A promising stem cell-based immunotherapy against melanomas has been fast-tracked by the U.S. Food and Drug Administration (FDA), based on previous clinical trials showing that it may double 5-year survival rates to about 50%. The upcoming phase III clinical trial will accept 250 people with melanomas that have spread; enrollment is expected to begin in early 2014. This experimental immunotherapy uses a mixture of a person’s own cells: cancer stem cells from his or her tumor, which are thought to be behind the spread of tumors, and immune system cells from the blood, which learn to recognize the cancer stem cells.
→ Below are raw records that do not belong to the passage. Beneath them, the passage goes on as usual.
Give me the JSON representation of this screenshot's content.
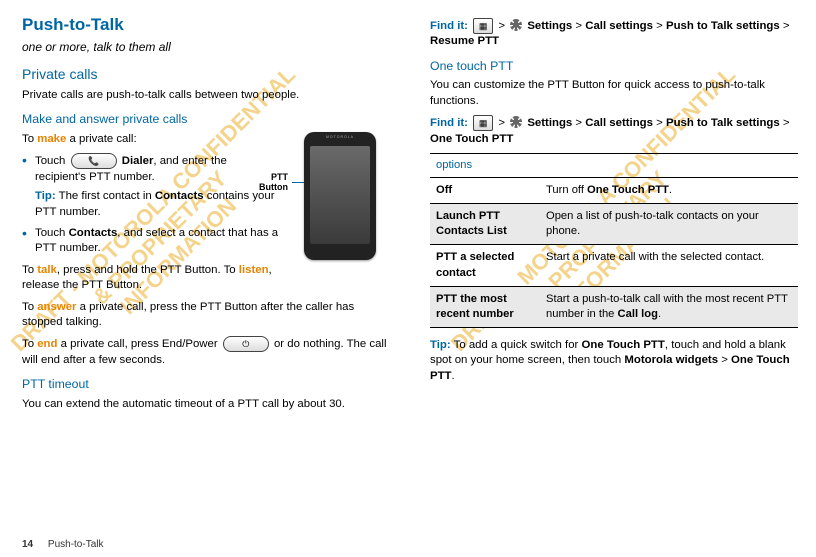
{
  "left": {
    "heading": "Push-to-Talk",
    "tagline": "one or more, talk to them all",
    "private_calls_h": "Private calls",
    "private_calls_p": "Private calls are push-to-talk calls between two people.",
    "make_answer_h": "Make and answer private calls",
    "make_intro_1": "To ",
    "make_intro_action": "make",
    "make_intro_2": " a private call:",
    "bullet1_pre": "Touch ",
    "bullet1_key": "📞",
    "bullet1_mid": " Dialer",
    "bullet1_post": ", and enter the recipient's PTT number.",
    "tip1_pre": "Tip:",
    "tip1_body_1": " The first contact in ",
    "tip1_body_contacts": "Contacts",
    "tip1_body_2": " contains your PTT number.",
    "bullet2_pre": "Touch ",
    "bullet2_contacts": "Contacts",
    "bullet2_post": ", and select a contact that has a PTT number.",
    "talk_p_1": "To ",
    "talk_action": "talk",
    "talk_p_2": ", press and hold the PTT Button. To ",
    "listen_action": "listen",
    "talk_p_3": ", release the PTT Button.",
    "answer_p_1": "To ",
    "answer_action": "answer",
    "answer_p_2": " a private call, press the PTT Button after the caller has stopped talking.",
    "end_p_1": "To ",
    "end_action": "end",
    "end_p_2": " a private call, press End/Power ",
    "end_key": "⏻",
    "end_p_3": " or do nothing. The call will end after a few seconds.",
    "ptt_timeout_h": "PTT timeout",
    "ptt_timeout_p": "You can extend the automatic timeout of a PTT call by about 30.",
    "phone_brand": "MOTOROLA",
    "ptt_button_label": "PTT Button"
  },
  "right": {
    "findit_label": "Find it:",
    "grid_icon": "▦",
    "arrow": ">",
    "settings": "Settings",
    "call_settings": "Call settings",
    "ptt_settings": "Push to Talk settings",
    "resume_ptt": "Resume PTT",
    "one_touch_h": "One touch PTT",
    "one_touch_p": "You can customize the PTT Button for quick access to push-to-talk functions.",
    "one_touch_ptt": "One Touch PTT",
    "table_header": "options",
    "rows": [
      {
        "name": "Off",
        "desc_pre": "Turn off ",
        "desc_b": "One Touch PTT",
        "desc_post": "."
      },
      {
        "name": "Launch PTT Contacts List",
        "desc_pre": "Open a list of push-to-talk contacts on your phone.",
        "desc_b": "",
        "desc_post": ""
      },
      {
        "name": "PTT a selected contact",
        "desc_pre": "Start a private call with the selected contact.",
        "desc_b": "",
        "desc_post": ""
      },
      {
        "name": "PTT the most recent number",
        "desc_pre": "Start a push-to-talk call with the most recent PTT number in the ",
        "desc_b": "Call log",
        "desc_post": "."
      }
    ],
    "tip2_pre": "Tip:",
    "tip2_1": " To add a quick switch for ",
    "tip2_b1": "One Touch PTT",
    "tip2_2": ", touch and hold a blank spot on your home screen, then touch ",
    "tip2_b2": "Motorola widgets",
    "tip2_3": " > ",
    "tip2_b3": "One Touch PTT",
    "tip2_4": "."
  },
  "footer": {
    "page": "14",
    "section": "Push-to-Talk"
  },
  "watermark": "DRAFT - MOTOROLA CONFIDENTIAL\n& PROPRIETARY\nINFORMATION"
}
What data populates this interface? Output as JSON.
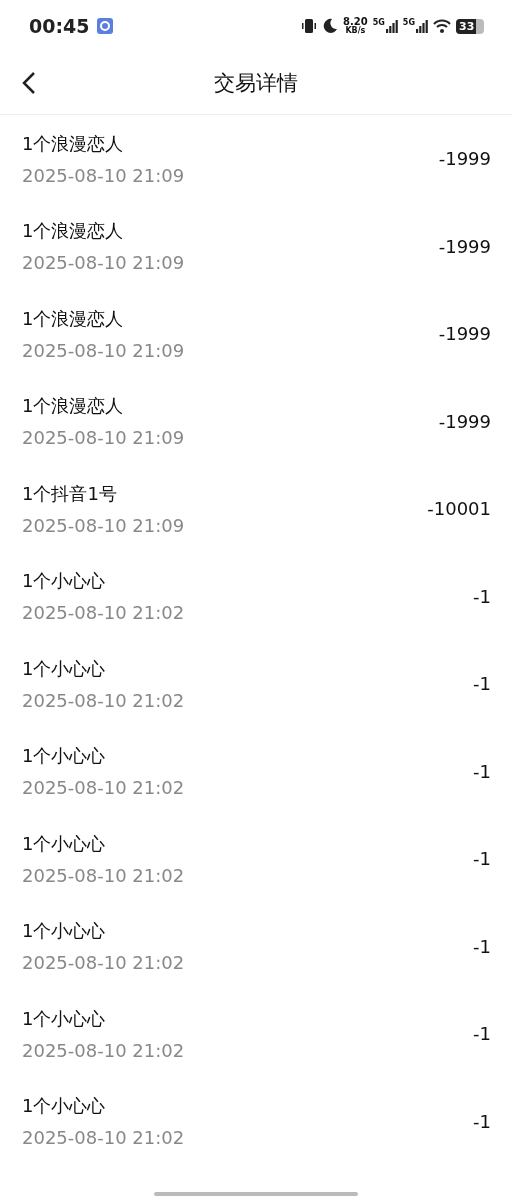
{
  "status_bar": {
    "time": "00:45",
    "speed_value": "8.20",
    "speed_unit": "KB/s",
    "sim1": "5G",
    "sim2": "5G",
    "battery": "33"
  },
  "header": {
    "title": "交易详情"
  },
  "transactions": [
    {
      "title": "1个浪漫恋人",
      "date": "2025-08-10 21:09",
      "amount": "-1999"
    },
    {
      "title": "1个浪漫恋人",
      "date": "2025-08-10 21:09",
      "amount": "-1999"
    },
    {
      "title": "1个浪漫恋人",
      "date": "2025-08-10 21:09",
      "amount": "-1999"
    },
    {
      "title": "1个浪漫恋人",
      "date": "2025-08-10 21:09",
      "amount": "-1999"
    },
    {
      "title": "1个抖音1号",
      "date": "2025-08-10 21:09",
      "amount": "-10001"
    },
    {
      "title": "1个小心心",
      "date": "2025-08-10 21:02",
      "amount": "-1"
    },
    {
      "title": "1个小心心",
      "date": "2025-08-10 21:02",
      "amount": "-1"
    },
    {
      "title": "1个小心心",
      "date": "2025-08-10 21:02",
      "amount": "-1"
    },
    {
      "title": "1个小心心",
      "date": "2025-08-10 21:02",
      "amount": "-1"
    },
    {
      "title": "1个小心心",
      "date": "2025-08-10 21:02",
      "amount": "-1"
    },
    {
      "title": "1个小心心",
      "date": "2025-08-10 21:02",
      "amount": "-1"
    },
    {
      "title": "1个小心心",
      "date": "2025-08-10 21:02",
      "amount": "-1"
    }
  ]
}
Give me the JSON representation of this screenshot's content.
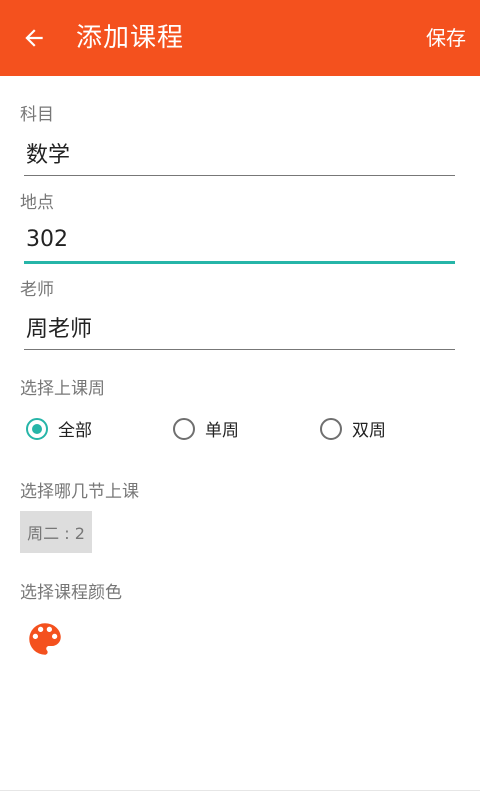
{
  "appbar": {
    "title": "添加课程",
    "save_label": "保存",
    "back_icon": "arrow-left-icon",
    "color": "#f4511e"
  },
  "form": {
    "subject": {
      "label": "科目",
      "value": "数学"
    },
    "location": {
      "label": "地点",
      "value": "302"
    },
    "teacher": {
      "label": "老师",
      "value": "周老师"
    }
  },
  "week_select": {
    "label": "选择上课周",
    "options": [
      "全部",
      "单周",
      "双周"
    ],
    "selected": "全部"
  },
  "period_select": {
    "label": "选择哪几节上课",
    "chip": "周二 : 2"
  },
  "color_select": {
    "label": "选择课程颜色",
    "icon": "palette-icon",
    "color": "#f4511e"
  },
  "accent_color": "#26b5a8"
}
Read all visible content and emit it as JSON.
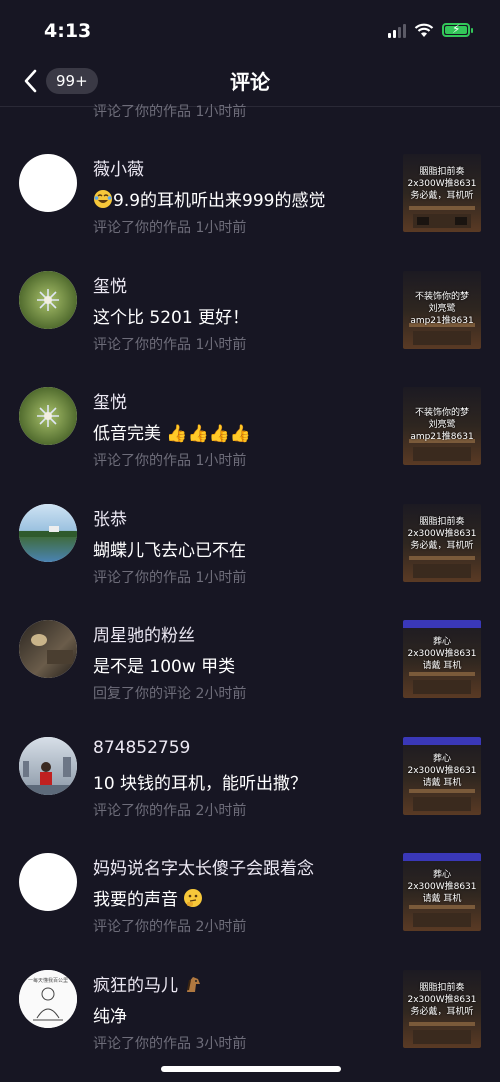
{
  "status": {
    "time": "4:13"
  },
  "nav": {
    "title": "评论",
    "badge": "99+"
  },
  "partial_meta": "评论了你的作品  1小时前",
  "items": [
    {
      "name": "薇小薇",
      "comment": "9.9的耳机听出来999的感觉",
      "emoji_before": "cry-laugh-emoji",
      "meta": "评论了你的作品  1小时前",
      "thumb": [
        "胭脂扣前奏",
        "2x300W推8631",
        "务必戴，耳机听"
      ],
      "avatar": "blank"
    },
    {
      "name": "玺悦",
      "comment": "这个比 5201 更好！",
      "meta": "评论了你的作品  1小时前",
      "thumb": [
        "不装饰你的梦",
        "刘亮鹭",
        "amp21推8631"
      ],
      "avatar": "flower"
    },
    {
      "name": "玺悦",
      "comment": "低音完美",
      "emoji_after": "thumbs-up-emoji x4",
      "meta": "评论了你的作品  1小时前",
      "thumb": [
        "不装饰你的梦",
        "刘亮鹭",
        "amp21推8631"
      ],
      "avatar": "flower"
    },
    {
      "name": "张恭",
      "comment": "蝴蝶儿飞去心已不在",
      "meta": "评论了你的作品  1小时前",
      "thumb": [
        "胭脂扣前奏",
        "2x300W推8631",
        "务必戴，耳机听"
      ],
      "avatar": "lake"
    },
    {
      "name": "周星驰的粉丝",
      "comment": "是不是 100w 甲类",
      "meta": "回复了你的评论  2小时前",
      "thumb": [
        "葬心",
        "2x300W推8631",
        "请戴  耳机"
      ],
      "avatar": "room"
    },
    {
      "name": "874852759",
      "comment": "10 块钱的耳机，能听出撒？",
      "meta": "评论了你的作品  2小时前",
      "thumb": [
        "葬心",
        "2x300W推8631",
        "请戴  耳机"
      ],
      "avatar": "city"
    },
    {
      "name": "妈妈说名字太长傻子会跟着念",
      "comment": "我要的声音",
      "emoji_after": "thinking-emoji",
      "meta": "评论了你的作品  2小时前",
      "thumb": [
        "葬心",
        "2x300W推8631",
        "请戴  耳机"
      ],
      "avatar": "blank"
    },
    {
      "name": "疯狂的马儿",
      "name_emoji": "horse-emoji",
      "comment": "纯净",
      "meta": "评论了你的作品  3小时前",
      "thumb": [
        "胭脂扣前奏",
        "2x300W推8631",
        "务必戴，耳机听"
      ],
      "avatar": "sketch",
      "avatar_text": "一每天懂我百公里"
    }
  ],
  "colors": {
    "background": "#171623",
    "meta_text": "#6e6d7a",
    "battery": "#33c759"
  }
}
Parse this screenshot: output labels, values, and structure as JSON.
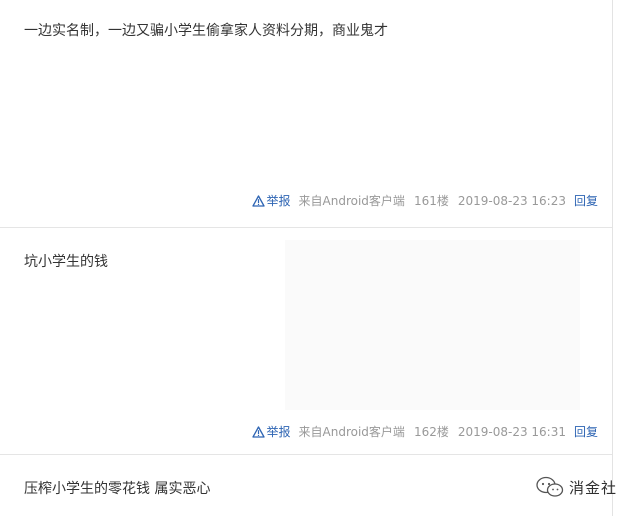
{
  "posts": [
    {
      "text": "一边实名制，一边又骗小学生偷拿家人资料分期，商业鬼才",
      "report": "举报",
      "source": "来自Android客户端",
      "floor": "161楼",
      "time": "2019-08-23 16:23",
      "reply": "回复"
    },
    {
      "text": "坑小学生的钱",
      "report": "举报",
      "source": "来自Android客户端",
      "floor": "162楼",
      "time": "2019-08-23 16:31",
      "reply": "回复"
    },
    {
      "text": "压榨小学生的零花钱 属实恶心"
    }
  ],
  "watermark": {
    "text": "消金社"
  },
  "colors": {
    "link": "#2d64b3",
    "meta": "#999999",
    "text": "#333333",
    "divider": "#e5e5e5"
  },
  "icons": {
    "report": "warning-triangle-icon",
    "watermark": "wechat-logo-icon"
  }
}
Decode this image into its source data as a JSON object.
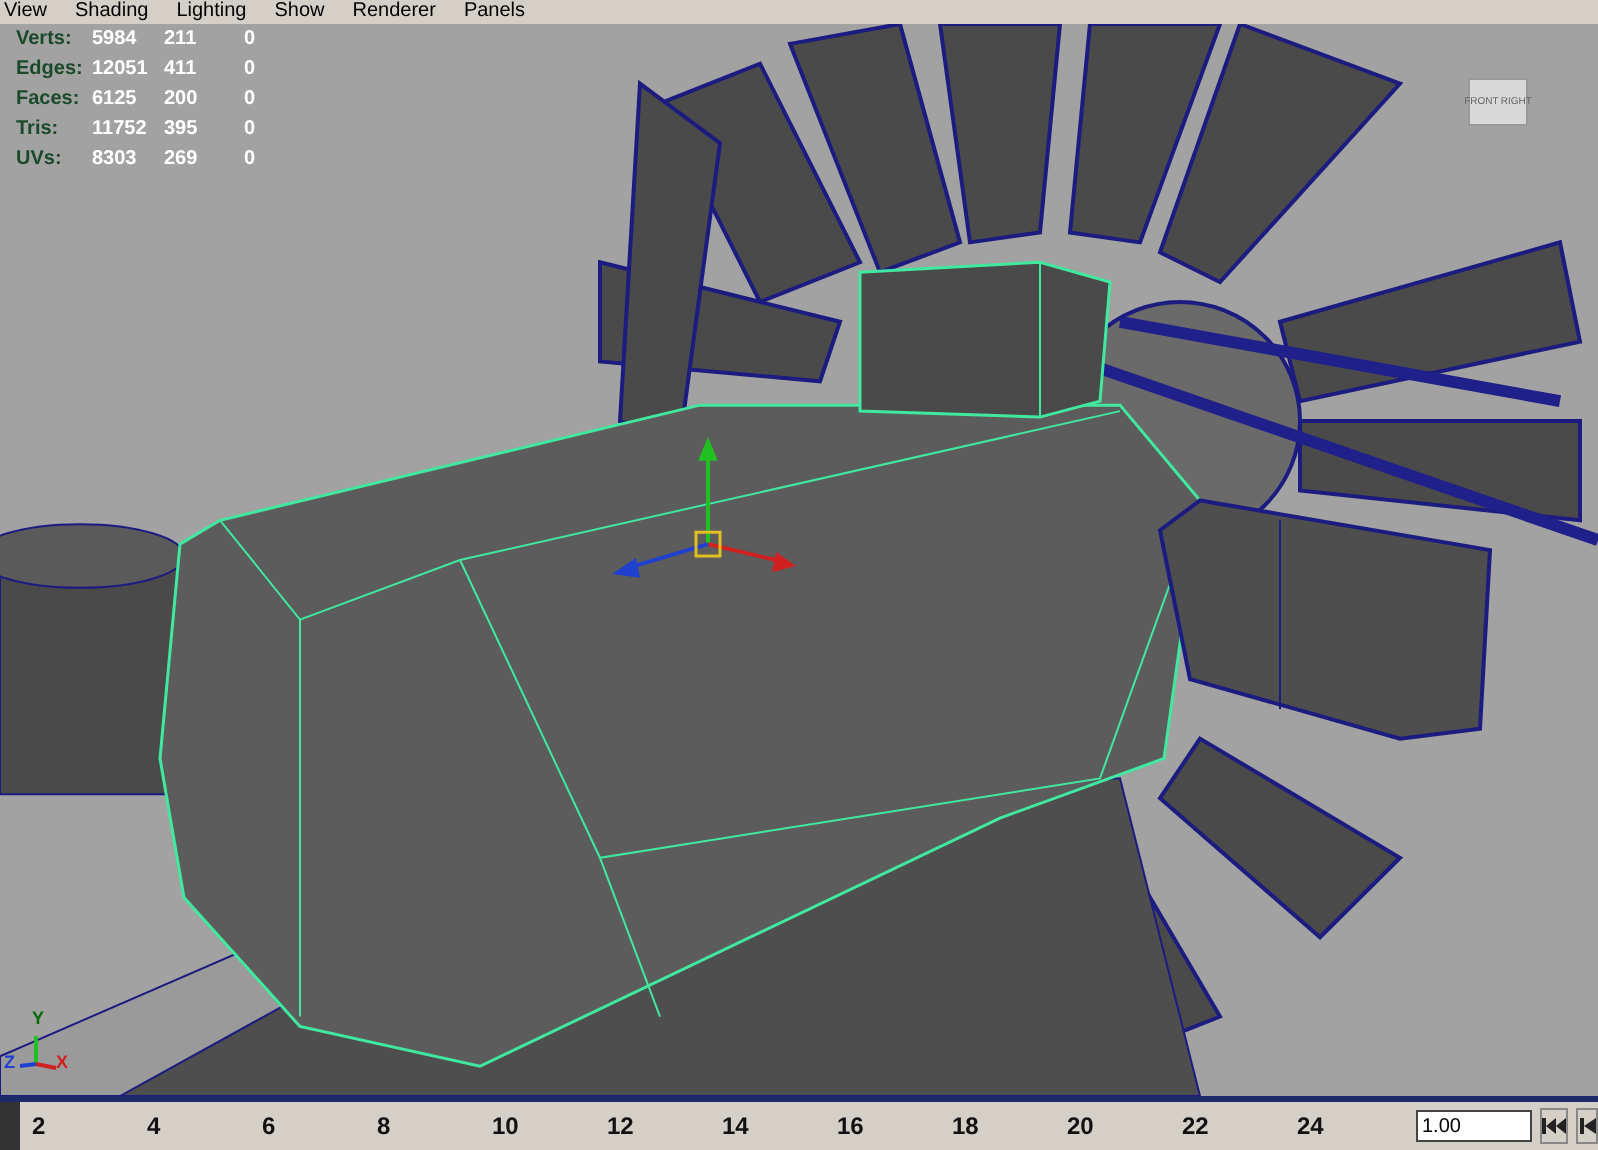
{
  "menu": [
    "View",
    "Shading",
    "Lighting",
    "Show",
    "Renderer",
    "Panels"
  ],
  "stats": [
    {
      "label": "Verts:",
      "values": [
        "5984",
        "211",
        "0"
      ]
    },
    {
      "label": "Edges:",
      "values": [
        "12051",
        "411",
        "0"
      ]
    },
    {
      "label": "Faces:",
      "values": [
        "6125",
        "200",
        "0"
      ]
    },
    {
      "label": "Tris:",
      "values": [
        "11752",
        "395",
        "0"
      ]
    },
    {
      "label": "UVs:",
      "values": [
        "8303",
        "269",
        "0"
      ]
    }
  ],
  "view_cube": [
    "FRONT",
    "RIGHT"
  ],
  "axis_labels": [
    "Y",
    "Z",
    "X"
  ],
  "timeline": {
    "level": 0,
    "ticks": [
      "2",
      "4",
      "6",
      "8",
      "10",
      "12",
      "14",
      "16",
      "18",
      "20",
      "22",
      "24"
    ],
    "time_field": "1.00"
  }
}
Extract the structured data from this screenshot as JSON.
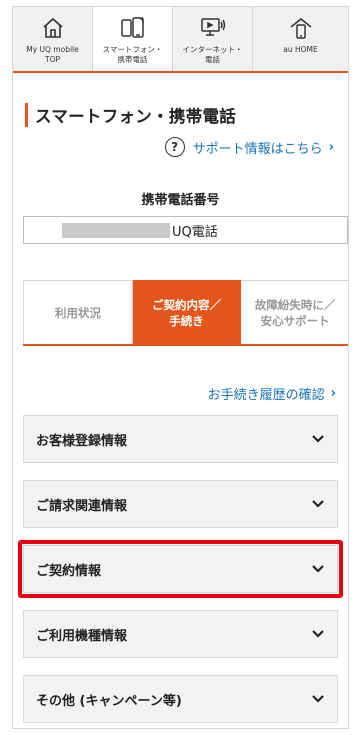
{
  "topnav": {
    "items": [
      {
        "label": "My UQ mobile\nTOP",
        "icon": "home-icon",
        "active": false
      },
      {
        "label": "スマートフォン・\n携帯電話",
        "icon": "smartphone-icon",
        "active": true
      },
      {
        "label": "インターネット・\n電話",
        "icon": "internet-icon",
        "active": false
      },
      {
        "label": "au HOME",
        "icon": "au-home-icon",
        "active": false
      }
    ]
  },
  "page": {
    "title": "スマートフォン・携帯電話",
    "support_link": "サポート情報はこちら",
    "phone_label": "携帯電話番号",
    "phone_name": "UQ電話"
  },
  "tabs": [
    {
      "label": "利用状況",
      "active": false
    },
    {
      "label": "ご契約内容／\n手続き",
      "active": true
    },
    {
      "label": "故障紛失時に／\n安心サポート",
      "active": false
    }
  ],
  "history_link": "お手続き履歴の確認",
  "accordion": [
    {
      "label": "お客様登録情報",
      "highlight": false
    },
    {
      "label": "ご請求関連情報",
      "highlight": false
    },
    {
      "label": "ご契約情報",
      "highlight": true
    },
    {
      "label": "ご利用機種情報",
      "highlight": false
    },
    {
      "label": "その他 (キャンペーン等)",
      "highlight": false
    }
  ],
  "colors": {
    "accent": "#e3561b",
    "link": "#1a73b8",
    "highlight": "#e8000d"
  }
}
These cancer stem cells are inactivated to keep them from forming new tumors,  then the mixture is injected back into the patient. The reintroduced immune system cells then focus an attack on the cancer stem cells that remain in the tumor, which helps keep them from spreading.

Melanoma Immunotherapy Trial Poised to Advance to Phase III

On the strength of two encouraging phase II clinical trials, California Stem Cell, Inc. has asked the U.S. Food and Drug Administration (FDA) to approve a phase III trial of an immunotherapy drug to treat melanoma. The treatment involves injecting people’s tumors with cells from their own immune system. Called dendritic cells, these cells alert the rest of the immune system to attack. To hone the attack on tumors, the dendritic cells were loaded with cells that had been taken from people’s own tumors and then killed. The new trial will include 250 people.

JCI – IL-12p70–Producing Patient DC Vaccine Elicits Tc1-Polarized Immunity

“Systemic administration of IL-12p70 has demonstrated clinical activity in cancer patients, but dose-limiting toxicities have hindered its incorporation in vaccine formulations. Here, we report on the immunological and clinical outcomes upon vaccination with CD40L/IFN-γ–matured, IL-12p70–producing DCs.”

Melanoma Immunotherapy Using Mature DCs Expressing the Constitutive Proteasome

“Many cancers, including melanoma, exclusively express constitutive proteasomes (cPs) and are unable to express immunoproteasomes (iPs). In contrast, mature DCs used for immunotherapy exclusively express iPs. Since proteasomes generate peptides presented by HLA class I molecules, we hypothesized that mature melanoma antigen–loaded DCs engineered to process antigens through cPs would be superior inducers of antimelanoma immunity in vivo.”